I considered the significance of this, however, only after talking with other graduate students at that morning’s breakfast. Writing groups, reading groups, group seminars, mock conference presentations are just some of the examples of collaboration that other graduate students experience with their departmental colleagues. My discussion of this, though, is in no way an attempt to disparage the goings-on at the University of Tulsa (TU). I am part of a wonderfully supportive department, both in regards to faculty and other graduate students. TU also has the exceptional English Graduate Student Association (EGSA), which organizes social gatherings and professional workshops throughout the year. But, nonetheless, many graduate students in my department specialize in Victorian Studies, Contemporary American or British Literatures, Nineteenth-Century American Studies, or Modernism. In my four years at TU, I have often relied on the support and constructive criticism of my fellow grad students, and I have never been disappointed. But a caucus comprised of other grad students in early American Studies, even if only found online, would wonderfully complement the support I receive at TU. I can’t help but imagine that there are many other schools with small departments and limited student collaboration focused on early American Studies.

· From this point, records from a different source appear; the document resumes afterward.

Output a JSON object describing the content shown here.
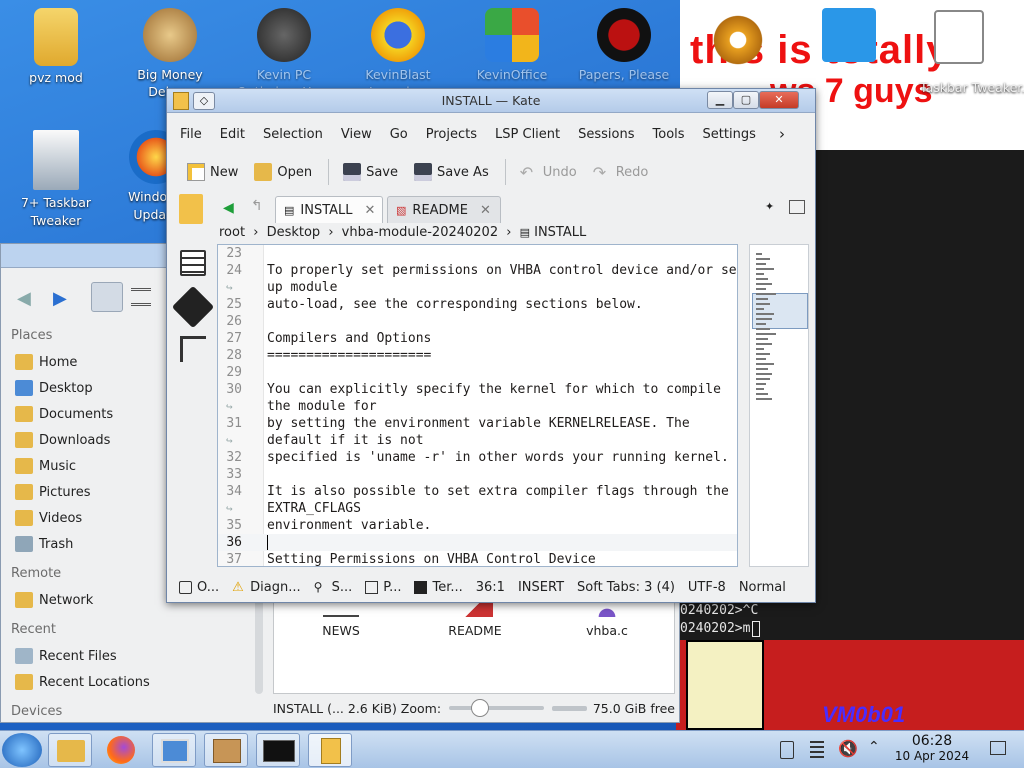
{
  "desktop_icons": [
    {
      "label": "pvz mod"
    },
    {
      "label": "Big Money Deluxe"
    },
    {
      "label": "Kevin PC Optimizer Ho..."
    },
    {
      "label": "KevinBlast Launcher"
    },
    {
      "label": "KevinOffice"
    },
    {
      "label": "Papers, Please"
    },
    {
      "label": "7+ Taskbar Tweaker"
    },
    {
      "label": "Windows Update"
    },
    {
      "label": "Taskbar Tweaker.lnk"
    }
  ],
  "poster": {
    "line1": "this is totally",
    "line2": "ws 7 guys"
  },
  "terminal": {
    "line1": "0240202>^C",
    "line2": "0240202>m"
  },
  "redpanel": {
    "brand": "VM0b01"
  },
  "dolphin": {
    "places_heading": "Places",
    "places": [
      "Home",
      "Desktop",
      "Documents",
      "Downloads",
      "Music",
      "Pictures",
      "Videos",
      "Trash"
    ],
    "remote_heading": "Remote",
    "remote": [
      "Network"
    ],
    "recent_heading": "Recent",
    "recent": [
      "Recent Files",
      "Recent Locations"
    ],
    "devices_heading": "Devices",
    "files": [
      "NEWS",
      "README",
      "vhba.c"
    ],
    "status_text": "INSTALL (... 2.6 KiB) Zoom:",
    "free_space": "75.0 GiB free"
  },
  "kate": {
    "title": "INSTALL — Kate",
    "menu": [
      "File",
      "Edit",
      "Selection",
      "View",
      "Go",
      "Projects",
      "LSP Client",
      "Sessions",
      "Tools",
      "Settings"
    ],
    "toolbar": {
      "new": "New",
      "open": "Open",
      "save": "Save",
      "save_as": "Save As",
      "undo": "Undo",
      "redo": "Redo"
    },
    "tabs": [
      {
        "label": "INSTALL"
      },
      {
        "label": "README"
      }
    ],
    "breadcrumb": {
      "root": "root",
      "desktop": "Desktop",
      "folder": "vhba-module-20240202",
      "file": "INSTALL"
    },
    "lines": [
      {
        "n": "23",
        "t": ""
      },
      {
        "n": "24",
        "t": "To properly set permissions on VHBA control device and/or set"
      },
      {
        "n": "",
        "t": "up module"
      },
      {
        "n": "25",
        "t": "auto-load, see the corresponding sections below."
      },
      {
        "n": "26",
        "t": ""
      },
      {
        "n": "27",
        "t": "Compilers and Options"
      },
      {
        "n": "28",
        "t": "====================="
      },
      {
        "n": "29",
        "t": ""
      },
      {
        "n": "30",
        "t": "You can explicitly specify the kernel for which to compile"
      },
      {
        "n": "",
        "t": "the module for"
      },
      {
        "n": "31",
        "t": "by setting the environment variable KERNELRELEASE. The"
      },
      {
        "n": "",
        "t": "default if it is not"
      },
      {
        "n": "32",
        "t": "specified is 'uname -r' in other words your running kernel."
      },
      {
        "n": "33",
        "t": ""
      },
      {
        "n": "34",
        "t": "It is also possible to set extra compiler flags through the"
      },
      {
        "n": "",
        "t": "EXTRA_CFLAGS"
      },
      {
        "n": "35",
        "t": "environment variable."
      },
      {
        "n": "36",
        "t": ""
      },
      {
        "n": "37",
        "t": "Setting Permissions on VHBA Control Device"
      }
    ],
    "status": {
      "output": "O...",
      "diagnostics": "Diagn...",
      "search": "S...",
      "projects": "P...",
      "terminal": "Ter...",
      "cursor": "36:1",
      "mode": "INSERT",
      "indent": "Soft Tabs: 3 (4)",
      "encoding": "UTF-8",
      "style": "Normal"
    }
  },
  "clock": {
    "time": "06:28",
    "date": "10 Apr 2024"
  }
}
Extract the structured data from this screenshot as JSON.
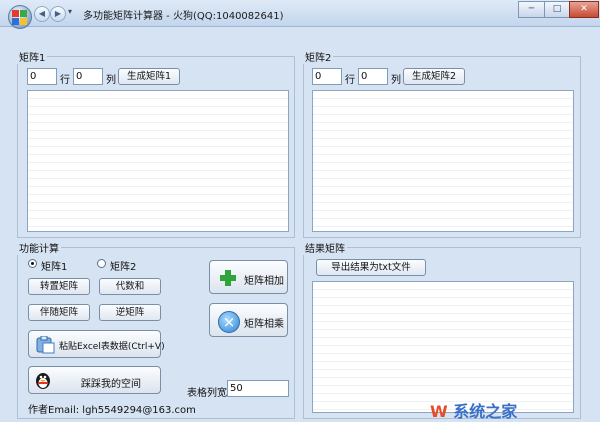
{
  "window": {
    "title": "多功能矩阵计算器 - 火狗(QQ:1040082641)",
    "back_glyph": "◀",
    "forward_glyph": "▶",
    "menu_glyph": "▾",
    "minimize": "─",
    "maximize": "□",
    "close": "✕"
  },
  "matrix1": {
    "label": "矩阵1",
    "rows_value": "0",
    "rows_label": "行",
    "cols_value": "0",
    "cols_label": "列",
    "generate_button": "生成矩阵1"
  },
  "matrix2": {
    "label": "矩阵2",
    "rows_value": "0",
    "rows_label": "行",
    "cols_value": "0",
    "cols_label": "列",
    "generate_button": "生成矩阵2"
  },
  "functions": {
    "label": "功能计算",
    "radio_options": [
      "矩阵1",
      "矩阵2"
    ],
    "selected_radio": "矩阵1",
    "transpose_button": "转置矩阵",
    "cofactor_button": "代数和",
    "adjugate_button": "伴随矩阵",
    "inverse_button": "逆矩阵",
    "add_button": "矩阵相加",
    "multiply_button": "矩阵相乘",
    "paste_excel_button": "粘贴Excel表数据(Ctrl+V)",
    "visit_space_button": "踩踩我的空间",
    "column_width_label": "表格列宽",
    "column_width_value": "50",
    "author_email": "作者Email: lgh5549294@163.com"
  },
  "result": {
    "label": "结果矩阵",
    "export_button": "导出结果为txt文件"
  },
  "watermark": {
    "brand_w": "W",
    "brand_text": "系统之家"
  },
  "colors": {
    "window_bg": "#d6e3f2",
    "plus_icon": "#2fa43a",
    "multiply_icon": "#2f84d2",
    "close_button": "#c74a34"
  },
  "icons": [
    "app-icon",
    "back-icon",
    "forward-icon",
    "dropdown-icon",
    "plus-icon",
    "multiply-icon",
    "paste-icon",
    "qq-penguin-icon"
  ]
}
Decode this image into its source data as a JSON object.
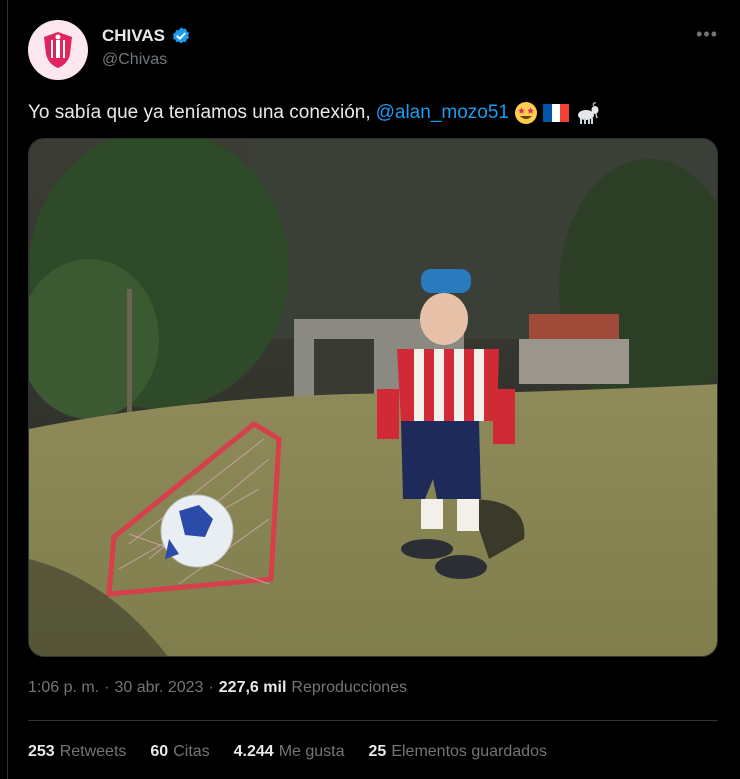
{
  "account": {
    "name": "CHIVAS",
    "handle": "@Chivas",
    "verified_color": "#1d9bf0",
    "avatar_icon": "chivas-crest-icon"
  },
  "tweet": {
    "text": "Yo sabía que ya teníamos una conexión,",
    "mention": "@alan_mozo51",
    "emojis": [
      "star-struck-emoji",
      "france-flag-emoji",
      "goat-emoji"
    ]
  },
  "meta": {
    "time": "1:06 p. m.",
    "separator": "·",
    "date": "30 abr. 2023",
    "views_count": "227,6 mil",
    "views_label": "Reproducciones"
  },
  "stats": {
    "retweets_count": "253",
    "retweets_label": "Retweets",
    "quotes_count": "60",
    "quotes_label": "Citas",
    "likes_count": "4.244",
    "likes_label": "Me gusta",
    "bookmarks_count": "25",
    "bookmarks_label": "Elementos guardados"
  },
  "colors": {
    "accent": "#1d9bf0",
    "muted": "#71767b",
    "text": "#e7e9ea"
  }
}
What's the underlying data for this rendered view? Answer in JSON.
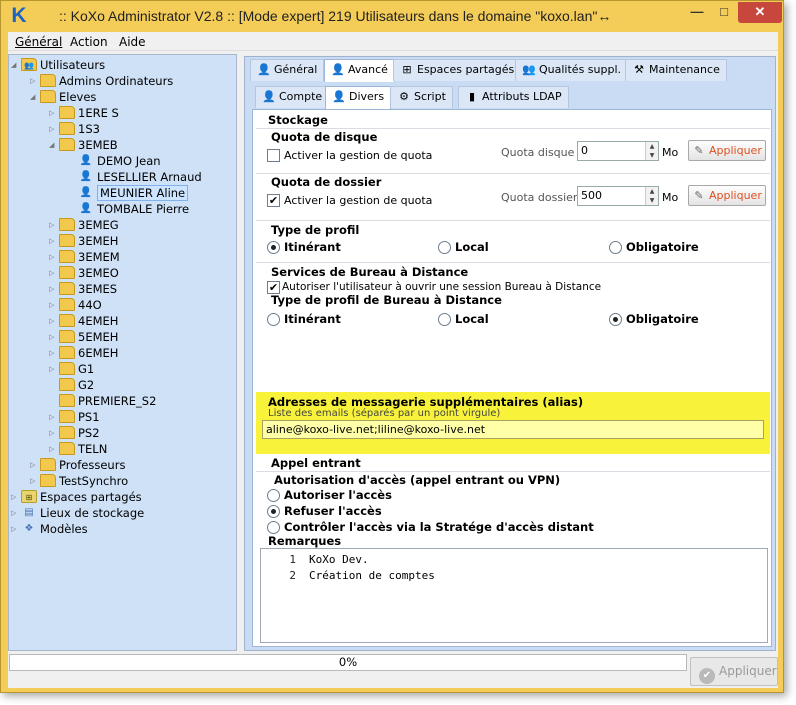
{
  "window": {
    "title": ":: KoXo Administrator V2.8 :: [Mode expert] 219 Utilisateurs dans le domaine \"koxo.lan\"",
    "resize_glyph": "↔",
    "logo": "K",
    "controls": {
      "minimize": "—",
      "maximize": "□",
      "close": "✕"
    },
    "accent": "#f4cc58"
  },
  "menu": [
    "Général",
    "Action",
    "Aide"
  ],
  "tree": [
    {
      "label": "Utilisateurs",
      "icon": "users-folder-icon",
      "expander": "◢"
    },
    {
      "label": "Admins Ordinateurs",
      "icon": "folder-icon",
      "expander": "▷"
    },
    {
      "label": "Eleves",
      "icon": "folder-icon",
      "expander": "◢"
    },
    {
      "label": "1ERE S",
      "icon": "folder-icon",
      "expander": "▷"
    },
    {
      "label": "1S3",
      "icon": "folder-icon",
      "expander": "▷"
    },
    {
      "label": "3EMEB",
      "icon": "folder-icon",
      "expander": "◢"
    },
    {
      "label": "DEMO Jean",
      "icon": "user-icon"
    },
    {
      "label": "LESELLIER Arnaud",
      "icon": "user-icon"
    },
    {
      "label": "MEUNIER Aline",
      "icon": "user-icon",
      "selected": true
    },
    {
      "label": "TOMBALE Pierre",
      "icon": "user-icon"
    },
    {
      "label": "3EMEG",
      "icon": "folder-icon",
      "expander": "▷"
    },
    {
      "label": "3EMEH",
      "icon": "folder-icon",
      "expander": "▷"
    },
    {
      "label": "3EMEM",
      "icon": "folder-icon",
      "expander": "▷"
    },
    {
      "label": "3EMEO",
      "icon": "folder-icon",
      "expander": "▷"
    },
    {
      "label": "3EMES",
      "icon": "folder-icon",
      "expander": "▷"
    },
    {
      "label": "44O",
      "icon": "folder-icon",
      "expander": "▷"
    },
    {
      "label": "4EMEH",
      "icon": "folder-icon",
      "expander": "▷"
    },
    {
      "label": "5EMEH",
      "icon": "folder-icon",
      "expander": "▷"
    },
    {
      "label": "6EMEH",
      "icon": "folder-icon",
      "expander": "▷"
    },
    {
      "label": "G1",
      "icon": "folder-icon",
      "expander": "▷"
    },
    {
      "label": "G2",
      "icon": "folder-icon"
    },
    {
      "label": "PREMIERE_S2",
      "icon": "folder-icon"
    },
    {
      "label": "PS1",
      "icon": "folder-icon",
      "expander": "▷"
    },
    {
      "label": "PS2",
      "icon": "folder-icon",
      "expander": "▷"
    },
    {
      "label": "TELN",
      "icon": "folder-icon",
      "expander": "▷"
    },
    {
      "label": "Professeurs",
      "icon": "folder-icon",
      "expander": "▷"
    },
    {
      "label": "TestSynchro",
      "icon": "folder-icon",
      "expander": "▷"
    },
    {
      "label": "Espaces partagés",
      "icon": "shared-space-icon",
      "expander": "▷"
    },
    {
      "label": "Lieux de stockage",
      "icon": "storage-icon",
      "expander": "▷"
    },
    {
      "label": "Modèles",
      "icon": "templates-icon",
      "expander": "▷"
    }
  ],
  "tabs_main": [
    {
      "label": "Général",
      "icon": "user-icon"
    },
    {
      "label": "Avancé",
      "icon": "user-advanced-icon",
      "active": true
    },
    {
      "label": "Espaces partagés",
      "icon": "shared-space-icon"
    },
    {
      "label": "Qualités suppl.",
      "icon": "people-icon"
    },
    {
      "label": "Maintenance",
      "icon": "tools-icon"
    }
  ],
  "tabs_sub": [
    {
      "label": "Compte",
      "icon": "user-icon"
    },
    {
      "label": "Divers",
      "icon": "user-misc-icon",
      "active": true
    },
    {
      "label": "Script",
      "icon": "script-gear-icon"
    },
    {
      "label": "Attributs LDAP",
      "icon": "book-icon"
    }
  ],
  "stockage": {
    "heading": "Stockage",
    "quota_disque": {
      "heading": "Quota de disque",
      "checkbox_label": "Activer la gestion de quota",
      "checked": false,
      "field_label": "Quota disque",
      "value": "0",
      "unit": "Mo",
      "apply_label": "Appliquer"
    },
    "quota_dossier": {
      "heading": "Quota de dossier",
      "checkbox_label": "Activer la gestion de quota",
      "checked": true,
      "field_label": "Quota dossier",
      "value": "500",
      "unit": "Mo",
      "apply_label": "Appliquer"
    }
  },
  "profil": {
    "heading": "Type de profil",
    "options": [
      "Itinérant",
      "Local",
      "Obligatoire"
    ],
    "selected": "Itinérant"
  },
  "rds": {
    "heading": "Services de Bureau à Distance",
    "checkbox_label": "Autoriser l'utilisateur à ouvrir une session Bureau à Distance",
    "checked": true,
    "profile_heading": "Type de profil de Bureau à Distance",
    "options": [
      "Itinérant",
      "Local",
      "Obligatoire"
    ],
    "selected": "Obligatoire"
  },
  "alias": {
    "heading": "Adresses de messagerie supplémentaires (alias)",
    "hint": "Liste des emails (séparés par un point virgule)",
    "value": "aline@koxo-live.net;liline@koxo-live.net",
    "highlight": "#f8f33a"
  },
  "appel": {
    "heading": "Appel entrant",
    "subheading": "Autorisation d'accès (appel entrant ou VPN)",
    "options": [
      "Autoriser l'accès",
      "Refuser l'accès",
      "Contrôler l'accès via la Stratége d'accès distant"
    ],
    "selected": "Refuser l'accès"
  },
  "remarques": {
    "heading": "Remarques",
    "lines": [
      {
        "n": "1",
        "text": "KoXo Dev."
      },
      {
        "n": "2",
        "text": "Création de comptes"
      }
    ]
  },
  "status": {
    "progress_text": "0%",
    "progress": 0,
    "apply_label": "Appliquer",
    "apply_enabled": false
  }
}
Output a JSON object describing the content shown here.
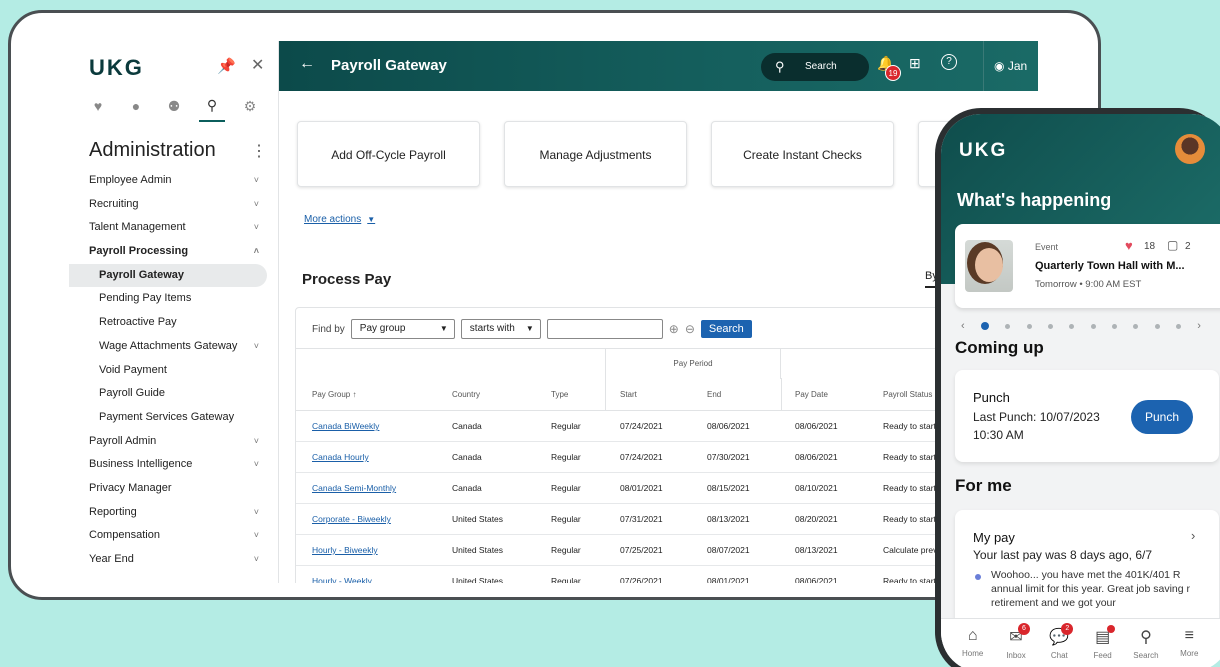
{
  "sidebar": {
    "logo": "UKG",
    "title": "Administration",
    "items": [
      {
        "label": "Employee Admin",
        "chevron": "˅"
      },
      {
        "label": "Recruiting",
        "chevron": "˅"
      },
      {
        "label": "Talent Management",
        "chevron": "˅"
      },
      {
        "label": "Payroll Processing",
        "chevron": "˄"
      },
      {
        "label": "Payroll Gateway"
      },
      {
        "label": "Pending Pay Items"
      },
      {
        "label": "Retroactive Pay"
      },
      {
        "label": "Wage Attachments Gateway",
        "chevron": "˅"
      },
      {
        "label": "Void Payment"
      },
      {
        "label": "Payroll Guide"
      },
      {
        "label": "Payment Services Gateway"
      },
      {
        "label": "Payroll Admin",
        "chevron": "˅"
      },
      {
        "label": "Business Intelligence",
        "chevron": "˅"
      },
      {
        "label": "Privacy Manager"
      },
      {
        "label": "Reporting",
        "chevron": "˅"
      },
      {
        "label": "Compensation",
        "chevron": "˅"
      },
      {
        "label": "Year End",
        "chevron": "˅"
      }
    ],
    "icons": [
      "heart-icon",
      "person-icon",
      "people-icon",
      "admin-icon",
      "gear-icon"
    ]
  },
  "topbar": {
    "title": "Payroll Gateway",
    "search_label": "Search",
    "notifications": "19",
    "user": "Jan"
  },
  "actions": [
    "Add Off-Cycle Payroll",
    "Manage Adjustments",
    "Create Instant Checks"
  ],
  "more_actions": "More actions",
  "process_pay": {
    "title": "Process Pay",
    "view_tab": "By",
    "find_by": "Find by",
    "field": "Pay group",
    "operator": "starts with",
    "search_button": "Search",
    "group_header": "Pay Period",
    "columns": [
      "Pay Group ↑",
      "Country",
      "Type",
      "Start",
      "End",
      "Pay Date",
      "Payroll Status"
    ],
    "rows": [
      [
        "Canada BiWeekly",
        "Canada",
        "Regular",
        "07/24/2021",
        "08/06/2021",
        "08/06/2021",
        "Ready to start"
      ],
      [
        "Canada Hourly",
        "Canada",
        "Regular",
        "07/24/2021",
        "07/30/2021",
        "08/06/2021",
        "Ready to start"
      ],
      [
        "Canada Semi-Monthly",
        "Canada",
        "Regular",
        "08/01/2021",
        "08/15/2021",
        "08/10/2021",
        "Ready to start"
      ],
      [
        "Corporate - Biweekly",
        "United States",
        "Regular",
        "07/31/2021",
        "08/13/2021",
        "08/20/2021",
        "Ready to start"
      ],
      [
        "Hourly - Biweekly",
        "United States",
        "Regular",
        "07/25/2021",
        "08/07/2021",
        "08/13/2021",
        "Calculate prev"
      ],
      [
        "Hourly - Weekly",
        "United States",
        "Regular",
        "07/26/2021",
        "08/01/2021",
        "08/06/2021",
        "Ready to start"
      ]
    ]
  },
  "phone": {
    "logo": "UKG",
    "heading": "What's happening",
    "event": {
      "type": "Event",
      "likes": "18",
      "comments": "2",
      "title": "Quarterly Town Hall with M...",
      "time": "Tomorrow • 9:00 AM EST"
    },
    "coming_up": "Coming up",
    "punch": {
      "title": "Punch",
      "last": "Last Punch: 10/07/2023",
      "time": "10:30 AM",
      "button": "Punch"
    },
    "for_me": "For me",
    "my_pay": {
      "title": "My pay",
      "last": "Your last pay was 8 days ago, 6/7",
      "body": "Woohoo... you have met the 401K/401 R annual limit for this year. Great job saving r retirement and we got your"
    },
    "tabs": [
      {
        "label": "Home",
        "badge": ""
      },
      {
        "label": "Inbox",
        "badge": "6"
      },
      {
        "label": "Chat",
        "badge": "2"
      },
      {
        "label": "Feed",
        "badge": ""
      },
      {
        "label": "Search",
        "badge": ""
      },
      {
        "label": "More",
        "badge": ""
      }
    ]
  },
  "colors": {
    "header_teal": "#0c4a4a",
    "link_blue": "#1a5fa8",
    "primary_button": "#1c63b0",
    "badge_red": "#d9262c",
    "background": "#b4ece4"
  }
}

My reason for blogging, then, isn’t simply to reflect on my experiences in Savannah, but to second Laura and Kristina’s call for an SEA graduate student caucus. I think this could be organized quickly and smoothly, beginning, perhaps, with a listserv, a Facebook page, and a directory of SEA graduate student members, our affiliations, areas of expertise, and contact information. I hope others of you share my interest in such a possibility. If so, feel free to contact me, or set something up on your own. But, whatever you do, please count me in!